DATASET EXCERPTS —
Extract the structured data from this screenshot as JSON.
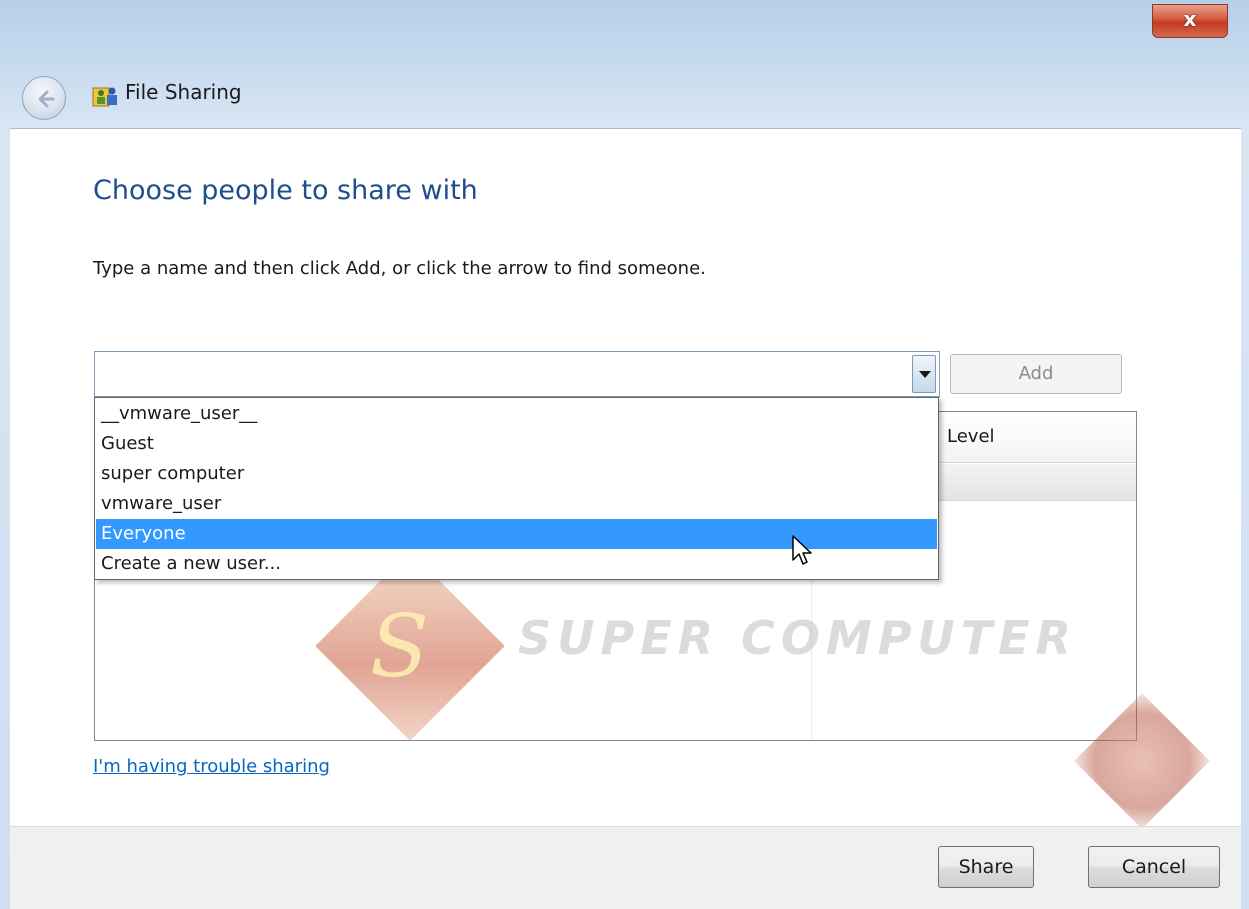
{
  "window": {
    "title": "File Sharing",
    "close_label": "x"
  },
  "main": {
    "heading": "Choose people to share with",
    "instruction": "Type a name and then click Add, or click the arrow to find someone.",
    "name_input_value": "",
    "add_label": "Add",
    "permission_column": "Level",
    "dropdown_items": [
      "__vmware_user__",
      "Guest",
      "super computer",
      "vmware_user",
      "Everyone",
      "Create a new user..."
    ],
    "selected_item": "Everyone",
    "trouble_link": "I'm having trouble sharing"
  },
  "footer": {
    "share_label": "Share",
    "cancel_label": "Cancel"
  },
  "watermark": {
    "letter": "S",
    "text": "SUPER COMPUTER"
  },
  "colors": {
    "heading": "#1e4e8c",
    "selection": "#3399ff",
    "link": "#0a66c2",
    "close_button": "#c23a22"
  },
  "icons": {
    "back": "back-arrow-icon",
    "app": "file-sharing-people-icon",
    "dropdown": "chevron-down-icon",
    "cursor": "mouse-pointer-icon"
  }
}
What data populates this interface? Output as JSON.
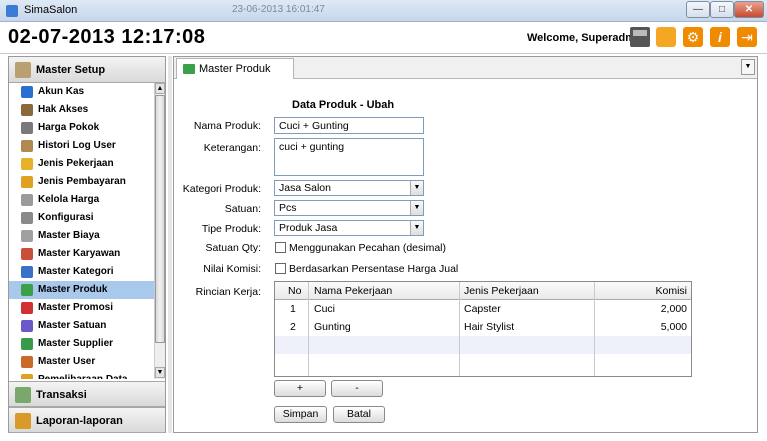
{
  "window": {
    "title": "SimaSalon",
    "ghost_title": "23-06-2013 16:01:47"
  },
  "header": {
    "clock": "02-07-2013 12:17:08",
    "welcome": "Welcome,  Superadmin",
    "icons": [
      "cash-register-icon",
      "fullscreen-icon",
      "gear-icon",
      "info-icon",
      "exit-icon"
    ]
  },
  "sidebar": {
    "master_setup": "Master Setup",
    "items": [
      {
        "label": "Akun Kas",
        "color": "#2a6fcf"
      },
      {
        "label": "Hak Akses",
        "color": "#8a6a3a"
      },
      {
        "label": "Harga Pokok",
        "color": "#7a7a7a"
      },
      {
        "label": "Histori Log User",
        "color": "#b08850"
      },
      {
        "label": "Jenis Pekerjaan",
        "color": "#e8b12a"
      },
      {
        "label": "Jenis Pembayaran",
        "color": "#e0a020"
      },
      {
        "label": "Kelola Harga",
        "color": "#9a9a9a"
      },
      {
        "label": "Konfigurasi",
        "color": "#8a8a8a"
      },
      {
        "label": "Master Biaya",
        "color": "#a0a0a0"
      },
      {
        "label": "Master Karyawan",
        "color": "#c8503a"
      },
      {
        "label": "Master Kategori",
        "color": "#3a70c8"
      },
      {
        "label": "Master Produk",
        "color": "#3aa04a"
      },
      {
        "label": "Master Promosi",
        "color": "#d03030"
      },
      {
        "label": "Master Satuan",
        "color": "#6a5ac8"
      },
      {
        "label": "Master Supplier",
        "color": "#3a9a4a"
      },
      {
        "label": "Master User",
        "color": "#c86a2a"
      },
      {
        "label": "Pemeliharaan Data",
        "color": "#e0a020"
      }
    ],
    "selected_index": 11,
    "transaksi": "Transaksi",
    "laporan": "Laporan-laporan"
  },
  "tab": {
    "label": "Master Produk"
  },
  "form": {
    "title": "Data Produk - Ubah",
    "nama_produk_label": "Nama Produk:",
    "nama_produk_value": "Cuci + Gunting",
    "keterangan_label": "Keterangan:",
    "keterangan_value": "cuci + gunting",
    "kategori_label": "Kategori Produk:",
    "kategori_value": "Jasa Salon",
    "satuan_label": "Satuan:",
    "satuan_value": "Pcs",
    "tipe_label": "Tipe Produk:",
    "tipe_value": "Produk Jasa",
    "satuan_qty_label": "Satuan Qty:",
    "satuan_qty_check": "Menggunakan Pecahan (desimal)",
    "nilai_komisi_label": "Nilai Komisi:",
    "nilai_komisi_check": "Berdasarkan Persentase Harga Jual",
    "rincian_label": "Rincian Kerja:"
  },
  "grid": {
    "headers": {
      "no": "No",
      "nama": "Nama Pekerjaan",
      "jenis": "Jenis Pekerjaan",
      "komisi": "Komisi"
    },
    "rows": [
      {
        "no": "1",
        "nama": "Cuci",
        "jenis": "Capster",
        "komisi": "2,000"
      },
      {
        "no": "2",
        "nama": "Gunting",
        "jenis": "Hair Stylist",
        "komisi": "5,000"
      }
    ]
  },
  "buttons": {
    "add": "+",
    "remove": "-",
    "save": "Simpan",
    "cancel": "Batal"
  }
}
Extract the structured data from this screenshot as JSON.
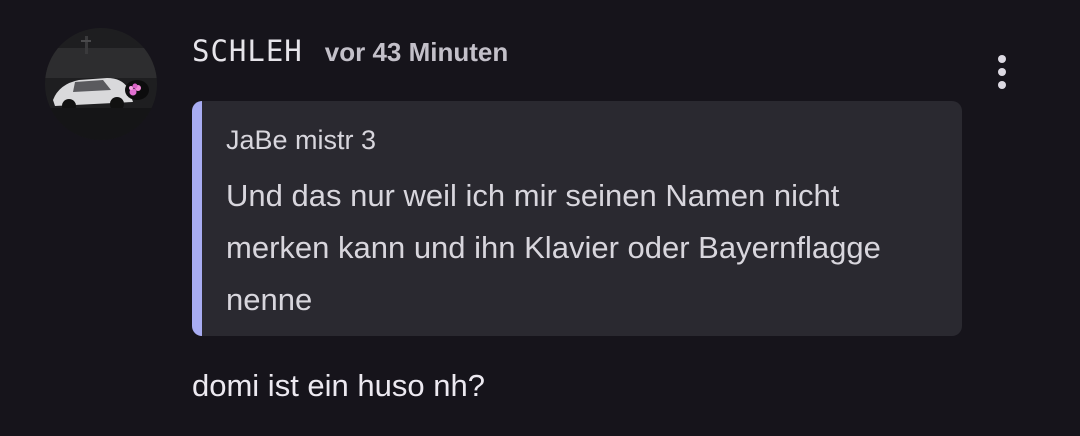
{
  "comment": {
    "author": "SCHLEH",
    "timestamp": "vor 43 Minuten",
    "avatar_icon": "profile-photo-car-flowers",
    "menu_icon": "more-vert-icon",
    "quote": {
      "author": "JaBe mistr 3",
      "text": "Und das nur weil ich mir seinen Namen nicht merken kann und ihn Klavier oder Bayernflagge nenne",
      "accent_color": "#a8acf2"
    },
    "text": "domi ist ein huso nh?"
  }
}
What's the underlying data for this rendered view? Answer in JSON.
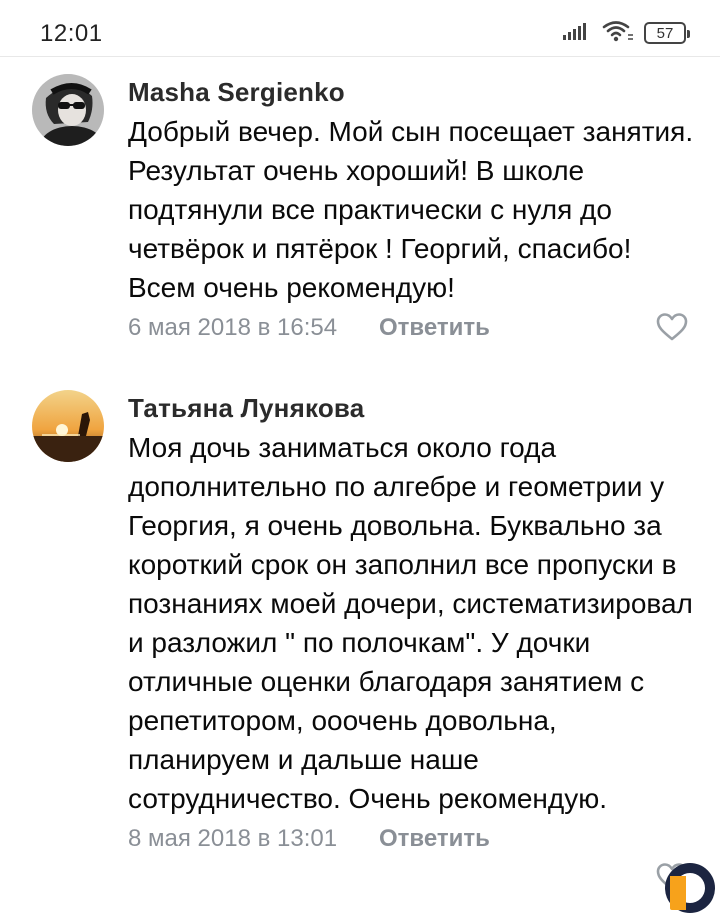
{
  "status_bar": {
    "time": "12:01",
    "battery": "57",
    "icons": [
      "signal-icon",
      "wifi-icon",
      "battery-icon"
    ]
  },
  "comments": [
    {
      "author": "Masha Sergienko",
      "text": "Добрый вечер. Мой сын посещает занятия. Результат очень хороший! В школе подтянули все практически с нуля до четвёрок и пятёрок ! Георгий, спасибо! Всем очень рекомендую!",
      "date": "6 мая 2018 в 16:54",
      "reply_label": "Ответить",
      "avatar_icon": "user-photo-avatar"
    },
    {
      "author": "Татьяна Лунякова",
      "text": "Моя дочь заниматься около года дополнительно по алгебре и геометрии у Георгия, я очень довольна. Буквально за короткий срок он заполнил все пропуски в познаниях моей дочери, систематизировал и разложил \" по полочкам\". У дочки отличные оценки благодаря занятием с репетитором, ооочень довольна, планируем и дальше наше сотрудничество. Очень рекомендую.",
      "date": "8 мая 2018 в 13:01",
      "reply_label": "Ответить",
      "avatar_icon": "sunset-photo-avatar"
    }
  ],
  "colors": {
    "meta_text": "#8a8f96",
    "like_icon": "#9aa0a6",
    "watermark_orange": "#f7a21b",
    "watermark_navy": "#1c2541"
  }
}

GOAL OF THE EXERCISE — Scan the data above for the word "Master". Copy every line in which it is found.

RESPONSE —
    "master_setup": "Master Setup",
        "label": "Master Biaya",
        "label": "Master Karyawan",
        "label": "Master Kategori",
        "label": "Master Produk",
        "label": "Master Promosi",
        "label": "Master Satuan",
        "label": "Master Supplier",
        "label": "Master User",
    "label": "Master Produk"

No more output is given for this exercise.